The judges go into a separate room to deliberate. I’m in that room as well giving my insight on the technical difficulty of some of the hacks alongside the rest of the developer evangelists. When the judges come out, first place is announced.

GoGoLoLow takes first prize. It’s an active gaming app where you put your phone in your pocket, it syncs up with your screen, and then you do your best to match the positions of your character on the screen. You earn points for doing so successfully. They put on a great demo – playing the game live. The theatre was filled with laughter watching their attempts to match the positions on screen. It was a well deserved first place.

There were many other prizes including best use of the SendGrid API. Elmer and I chose SpotiCli by Daniel and Aman. SpotiCli let you control Spotify from the command line and email the currently playing song to a friend from that same command line. They each won a Braven 600 wireless bluetooth speaker.

The End

And that was it. This was a magical hackathon, but like all hackathons it was suddenly over. Elmer and I took a few developers from the event out for dinner, and then we all went home.

I can’t wait to come back next year. Put this event on your calendar. Big thanks to @rahims, @AbeBurns, and @RyanChisholm for making Hollywood Hack Day happen.
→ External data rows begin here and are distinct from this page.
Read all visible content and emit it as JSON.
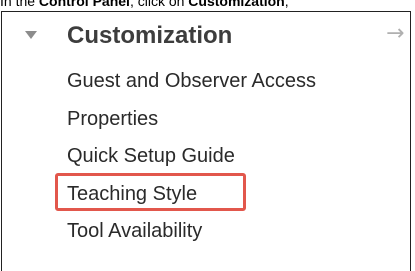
{
  "caption": {
    "prefix": "In the ",
    "control_panel": "Control Panel",
    "middle": ", click on ",
    "customization": "Customization",
    "suffix": ","
  },
  "section": {
    "title": "Customization",
    "expand_icon": "triangle-down-icon",
    "collapse_icon": "arrow-right-icon",
    "collapse_glyph": "→"
  },
  "menu": {
    "items": [
      {
        "label": "Guest and Observer Access"
      },
      {
        "label": "Properties"
      },
      {
        "label": "Quick Setup Guide"
      },
      {
        "label": "Teaching Style",
        "highlighted": true
      },
      {
        "label": "Tool Availability"
      }
    ]
  },
  "colors": {
    "highlight": "#e2574c",
    "text": "#2a2a2a",
    "title": "#3d3d3d",
    "icon": "#8c8c8c"
  }
}
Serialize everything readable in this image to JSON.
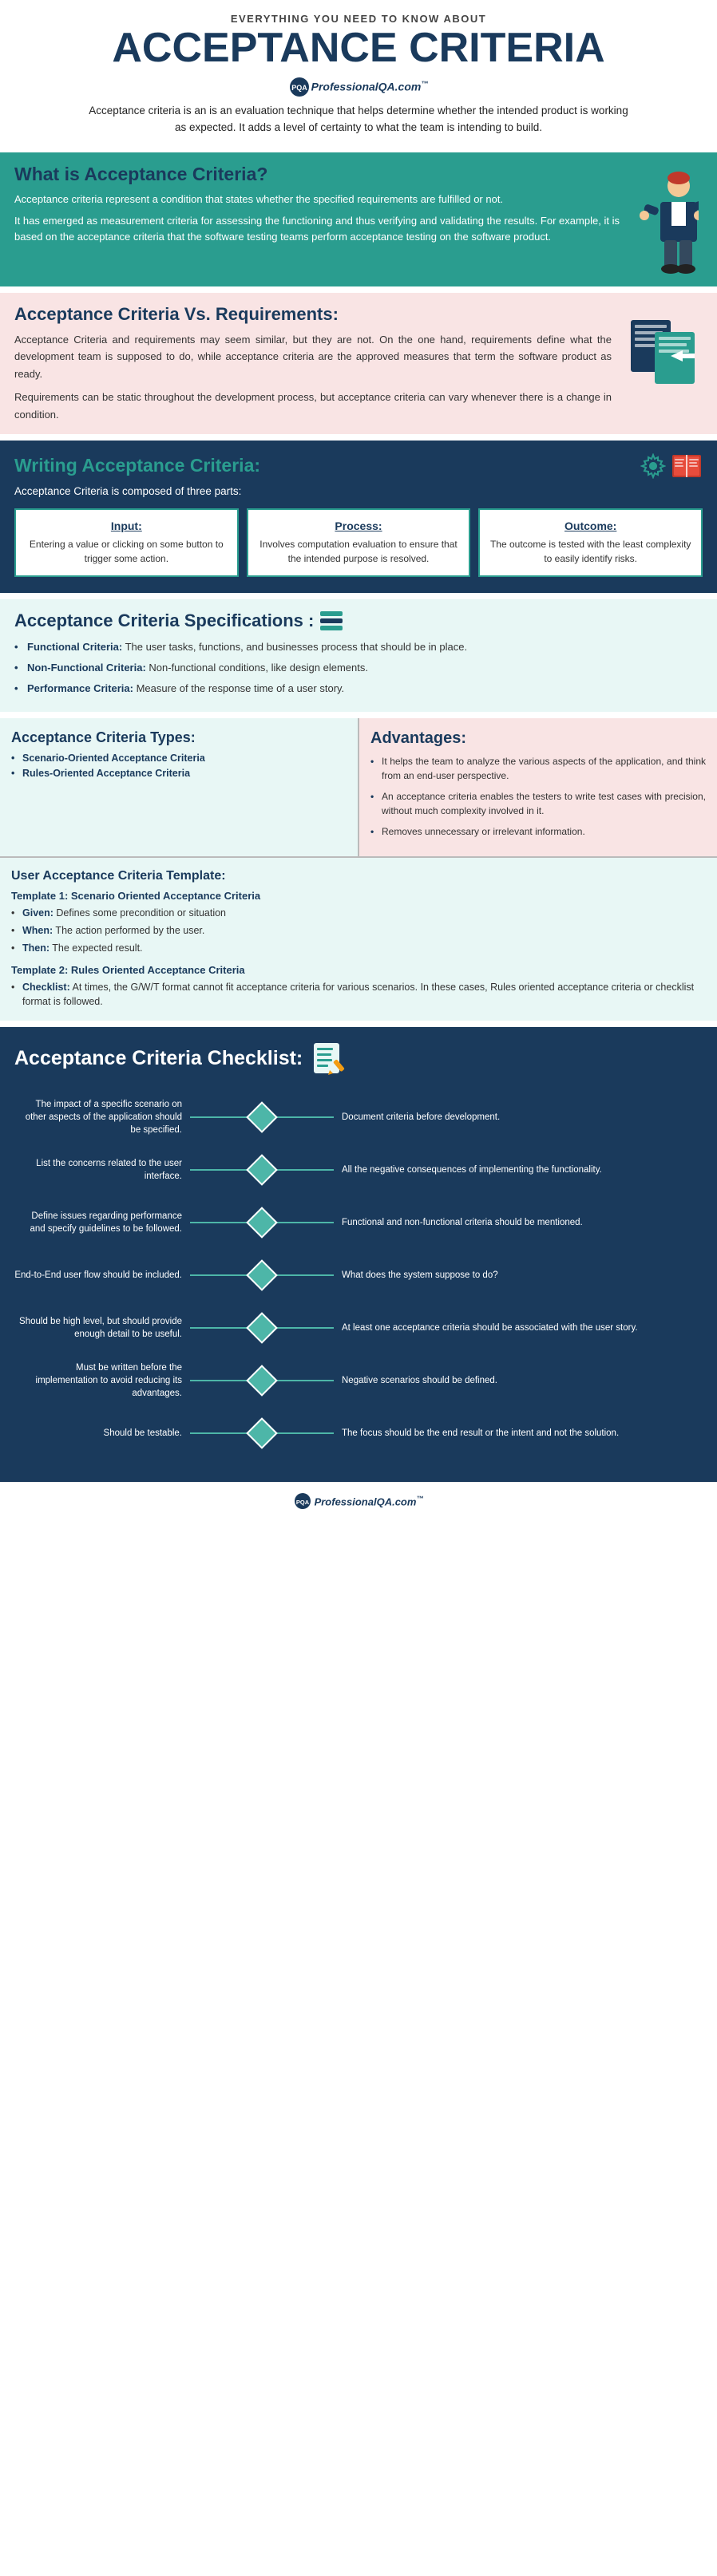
{
  "header": {
    "subtitle": "EVERYTHING YOU NEED TO KNOW ABOUT",
    "title": "ACCEPTANCE CRITERIA",
    "brand": "ProfessionalQA.com",
    "brand_tm": "™",
    "description": "Acceptance criteria is an  is an evaluation technique that helps determine whether the intended product is working as expected. It adds a level of certainty to what the team is intending to build."
  },
  "what_section": {
    "heading": "What is Acceptance Criteria?",
    "text1": "Acceptance criteria represent a condition that states whether the specified requirements are fulfilled or not.",
    "text2": "It has emerged as measurement criteria for assessing the functioning and thus verifying and validating the results. For example, it is based on the acceptance criteria that the software testing teams perform acceptance testing on the software product."
  },
  "vs_section": {
    "heading": "Acceptance Criteria Vs. Requirements:",
    "text1": "Acceptance Criteria and requirements may seem similar, but they are not. On the one hand, requirements define what the development team is supposed to do, while acceptance criteria are the approved measures that term the software product as ready.",
    "text2": "Requirements can be static throughout the development process, but acceptance criteria can vary whenever there is a change in condition."
  },
  "writing_section": {
    "heading": "Writing Acceptance Criteria:",
    "subtext": "Acceptance Criteria is composed of three parts:",
    "cols": [
      {
        "title": "Input:",
        "text": "Entering a value or clicking on some button to trigger some action."
      },
      {
        "title": "Process:",
        "text": "Involves computation evaluation to ensure that the intended purpose is resolved."
      },
      {
        "title": "Outcome:",
        "text": "The outcome is tested with the least complexity to easily identify risks."
      }
    ]
  },
  "specs_section": {
    "heading": "Acceptance Criteria Specifications :",
    "items": [
      {
        "bold": "Functional Criteria:",
        "text": " The user tasks, functions, and businesses process that should be in place."
      },
      {
        "bold": "Non-Functional Criteria:",
        "text": " Non-functional conditions, like design elements."
      },
      {
        "bold": "Performance Criteria:",
        "text": " Measure of the response time of a user story."
      }
    ]
  },
  "types_section": {
    "heading": "Acceptance Criteria Types:",
    "items": [
      "Scenario-Oriented Acceptance Criteria",
      "Rules-Oriented Acceptance Criteria"
    ]
  },
  "advantages_section": {
    "heading": "Advantages:",
    "items": [
      "It helps the team to analyze the various aspects of the application, and think from an end-user perspective.",
      "An acceptance criteria enables the testers to write test cases with precision, without much complexity involved in it.",
      "Removes unnecessary or irrelevant information."
    ]
  },
  "template_section": {
    "heading": "User Acceptance Criteria Template:",
    "t1_title": "Template 1: Scenario Oriented Acceptance Criteria",
    "t1_items": [
      {
        "bold": "Given:",
        "text": " Defines some precondition or situation"
      },
      {
        "bold": "When:",
        "text": " The action performed by the user."
      },
      {
        "bold": "Then:",
        "text": " The expected result."
      }
    ],
    "t2_title": "Template 2: Rules Oriented Acceptance Criteria",
    "t2_bold": "Checklist:",
    "t2_text": " At times, the G/W/T format cannot fit acceptance criteria for various scenarios. In these cases, Rules oriented acceptance criteria or checklist format is followed."
  },
  "checklist_section": {
    "heading": "Acceptance Criteria Checklist:",
    "left_items": [
      "The impact of a specific scenario on other aspects of the application should be specified.",
      "List the concerns related to the user interface.",
      "Define issues regarding performance and specify guidelines to be followed.",
      "End-to-End user flow should be included.",
      "Should be high level, but should provide enough detail to be useful.",
      "Must be written before the implementation to avoid reducing its advantages.",
      "Should be testable."
    ],
    "right_items": [
      "Document criteria before development.",
      "All the negative consequences of implementing the functionality.",
      "Functional and non-functional criteria should be mentioned.",
      "What does the system suppose to do?",
      "At least one acceptance criteria should be associated with the user story.",
      "Negative scenarios should be defined.",
      "The focus should be the end result or the intent and not the solution."
    ]
  },
  "footer": {
    "brand": "ProfessionalQA.com",
    "tm": "™"
  }
}
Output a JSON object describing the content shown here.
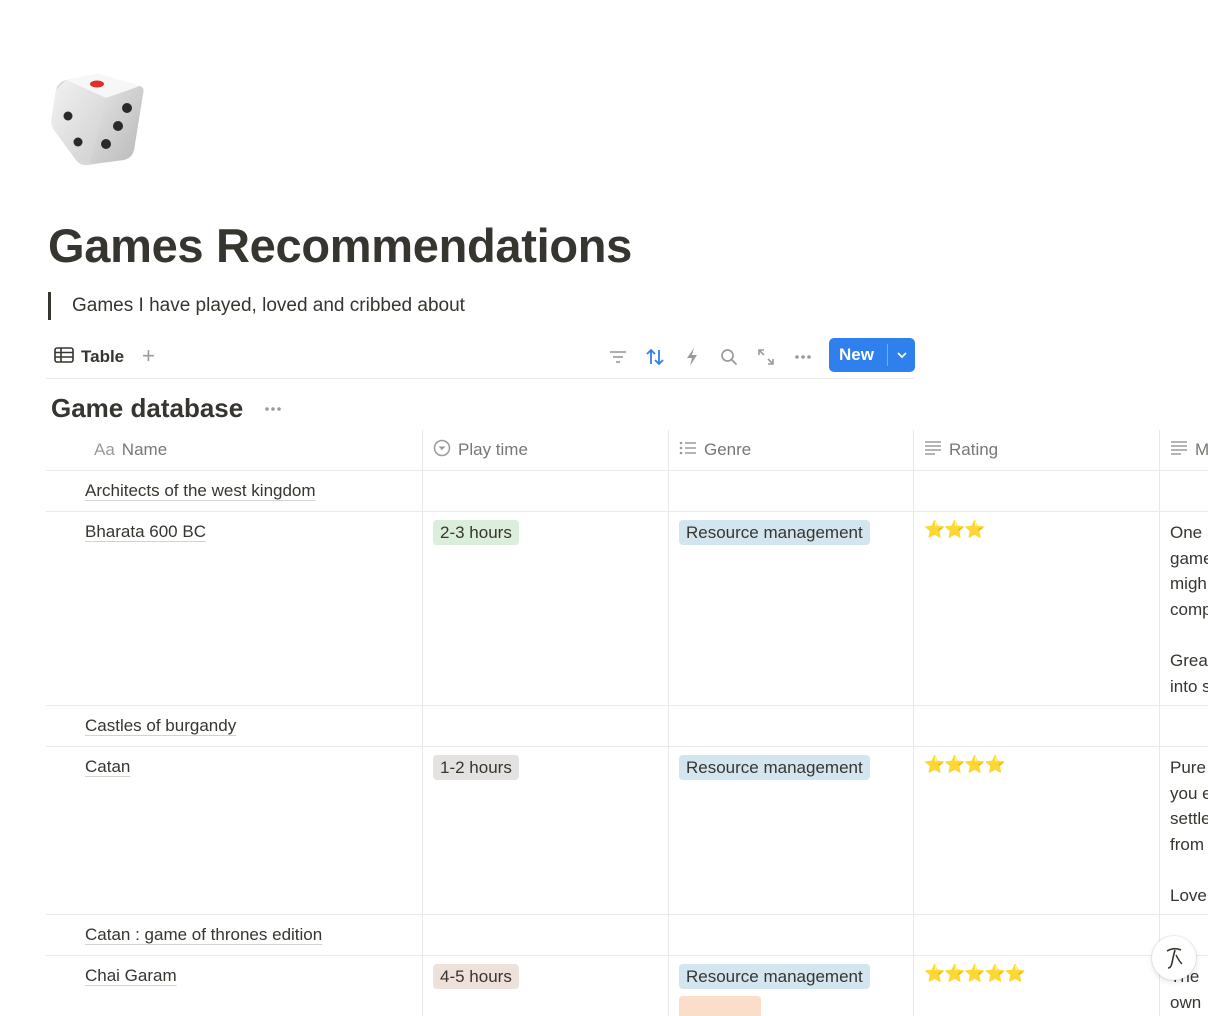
{
  "page": {
    "icon": "dice-icon",
    "title": "Games Recommendations",
    "quote": "Games I have played, loved and cribbed about"
  },
  "viewbar": {
    "tab_label": "Table",
    "add_view_symbol": "+",
    "tools": [
      "filter-icon",
      "sort-icon",
      "automation-icon",
      "search-icon",
      "expand-icon",
      "more-icon"
    ],
    "new_button": "New",
    "accent": "#2f80ed"
  },
  "database": {
    "title": "Game database",
    "columns": [
      {
        "label": "Name",
        "prefix": "Aa"
      },
      {
        "label": "Play time",
        "icon": "select-icon"
      },
      {
        "label": "Genre",
        "icon": "list-icon"
      },
      {
        "label": "Rating",
        "icon": "text-icon"
      },
      {
        "label": "M",
        "icon": "text-icon"
      }
    ],
    "rows": [
      {
        "name": "Architects of the west kingdom",
        "play_time": "",
        "genre": [],
        "rating": "",
        "more": ""
      },
      {
        "name": "Bharata 600 BC",
        "play_time": "2-3 hours",
        "genre": [
          "Resource management"
        ],
        "rating": "⭐⭐⭐",
        "more": "One\ngame\nmigh\ncomp\n\nGrea\ninto s"
      },
      {
        "name": "Castles of burgandy",
        "play_time": "",
        "genre": [],
        "rating": "",
        "more": ""
      },
      {
        "name": "Catan",
        "play_time": "1-2 hours",
        "genre": [
          "Resource management"
        ],
        "rating": "⭐⭐⭐⭐",
        "more": "Pure\nyou e\nsettle\nfrom\n\nLove"
      },
      {
        "name": "Catan : game of thrones edition",
        "play_time": "",
        "genre": [],
        "rating": "",
        "more": ""
      },
      {
        "name": "Chai Garam",
        "play_time": "4-5 hours",
        "genre": [
          "Resource management",
          ""
        ],
        "rating": "⭐⭐⭐⭐⭐",
        "more": "The\nown"
      }
    ]
  },
  "colors": {
    "text": "#37352f",
    "muted": "#787774",
    "border": "#e9e9e7",
    "tag_green": "#dbeddb",
    "tag_gray": "#e3e2e0",
    "tag_brown": "#eee0da",
    "tag_blue": "#d3e5ef"
  },
  "help_button_icon": "help-icon"
}
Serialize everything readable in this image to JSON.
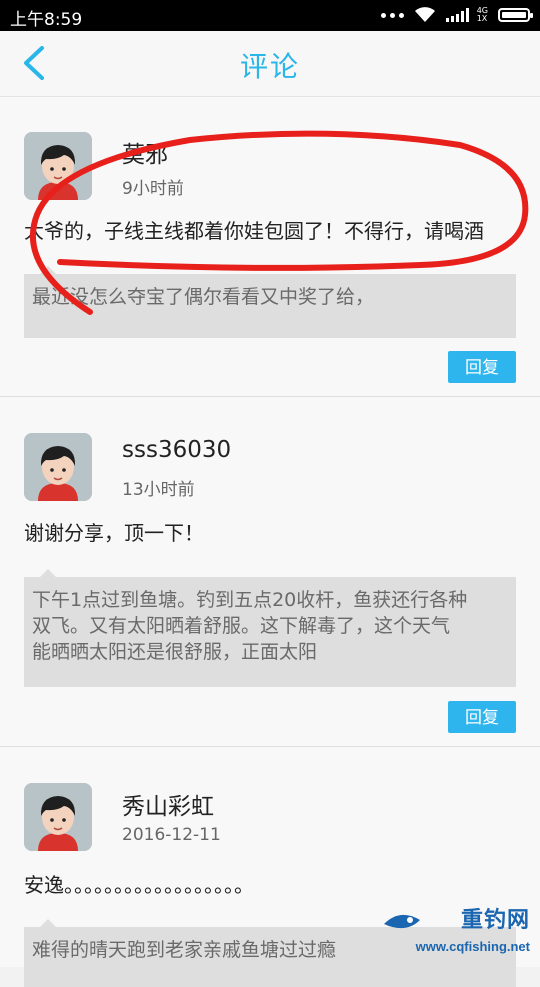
{
  "status_bar": {
    "time": "上午8:59",
    "network": "4G",
    "network_sub": "1X"
  },
  "header": {
    "title": "评论"
  },
  "comments": [
    {
      "username": "莫邪",
      "time": "9小时前",
      "text": "大爷的，子线主线都着你娃包圆了！不得行，请喝酒",
      "quote_lines": [
        "最近没怎么夺宝了偶尔看看又中奖了给，"
      ],
      "reply_label": "回复"
    },
    {
      "username": "sss36030",
      "time": "13小时前",
      "text": "谢谢分享，顶一下！",
      "quote_lines": [
        "下午1点过到鱼塘。钓到五点20收杆，鱼获还行各种",
        "双飞。又有太阳晒着舒服。这下解毒了，这个天气",
        "能晒晒太阳还是很舒服，正面太阳"
      ],
      "reply_label": "回复"
    },
    {
      "username": "秀山彩虹",
      "time": "2016-12-11",
      "text": "安逸。。。。。。。。。。。。。。。。。。",
      "quote_lines": [
        "难得的晴天跑到老家亲戚鱼塘过过瘾"
      ]
    }
  ],
  "watermark": {
    "brand": "重钓网",
    "url": "www.cqfishing.net"
  },
  "colors": {
    "accent": "#29b6e8",
    "reply_button": "#2fb5ee",
    "annotation": "#e8201c"
  }
}
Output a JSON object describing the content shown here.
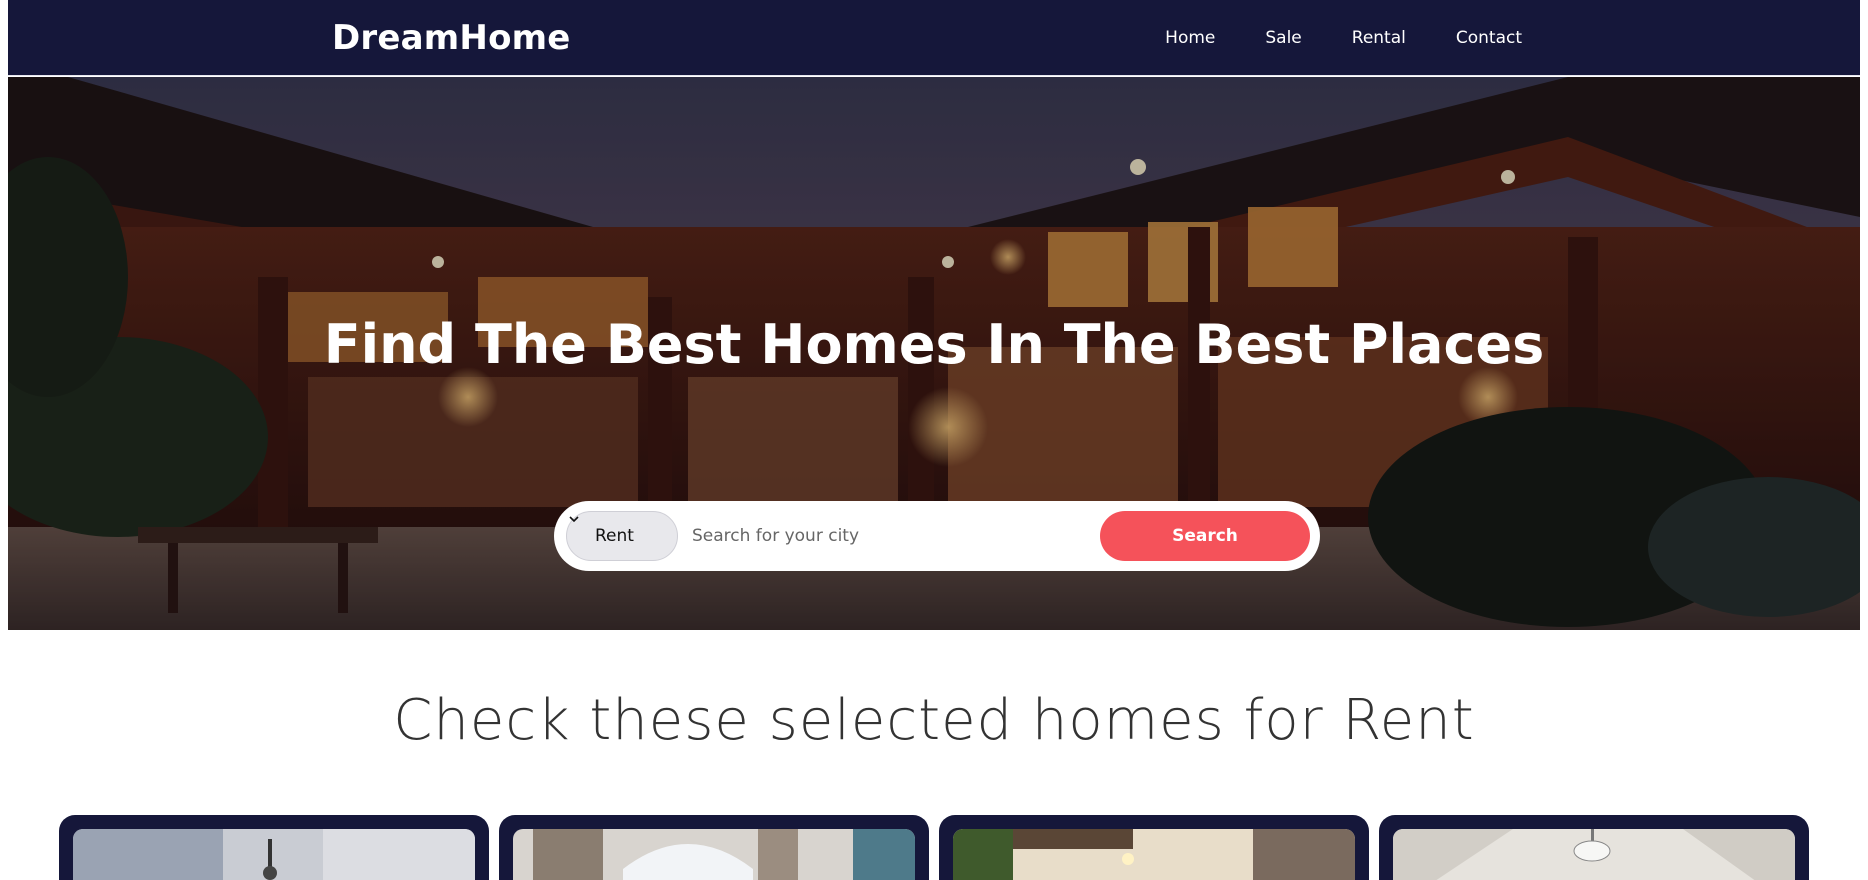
{
  "header": {
    "brand": "DreamHome",
    "nav": [
      {
        "label": "Home"
      },
      {
        "label": "Sale"
      },
      {
        "label": "Rental"
      },
      {
        "label": "Contact"
      }
    ]
  },
  "hero": {
    "title": "Find The Best Homes In The Best Places"
  },
  "search": {
    "type_selected": "Rent",
    "placeholder": "Search for your city",
    "button_label": "Search"
  },
  "section": {
    "heading": "Check these selected homes for Rent"
  },
  "cards": [
    {
      "image": "living-room-photo"
    },
    {
      "image": "arched-window-room-photo"
    },
    {
      "image": "kitchen-plants-photo"
    },
    {
      "image": "empty-room-light-fixture-photo"
    }
  ],
  "colors": {
    "navbar_bg": "#15173a",
    "accent": "#f5525a",
    "card_bg": "#15173a"
  }
}
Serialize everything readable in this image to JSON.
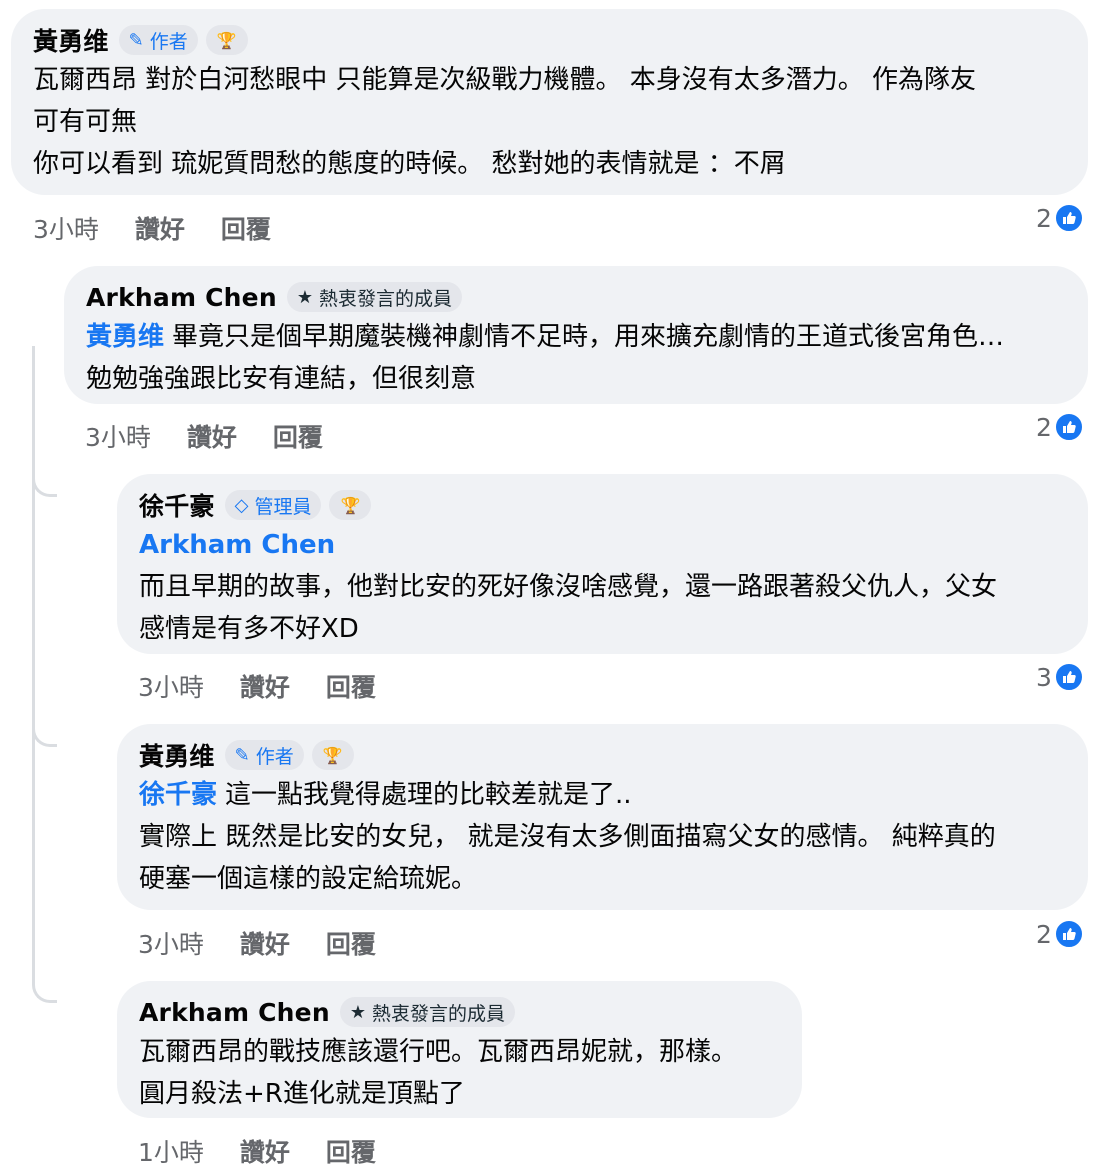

Hacker in LA. I believe the future is bright. It's up to us to build it - as programmers we get a big say. Follow me on twitter @motdotla.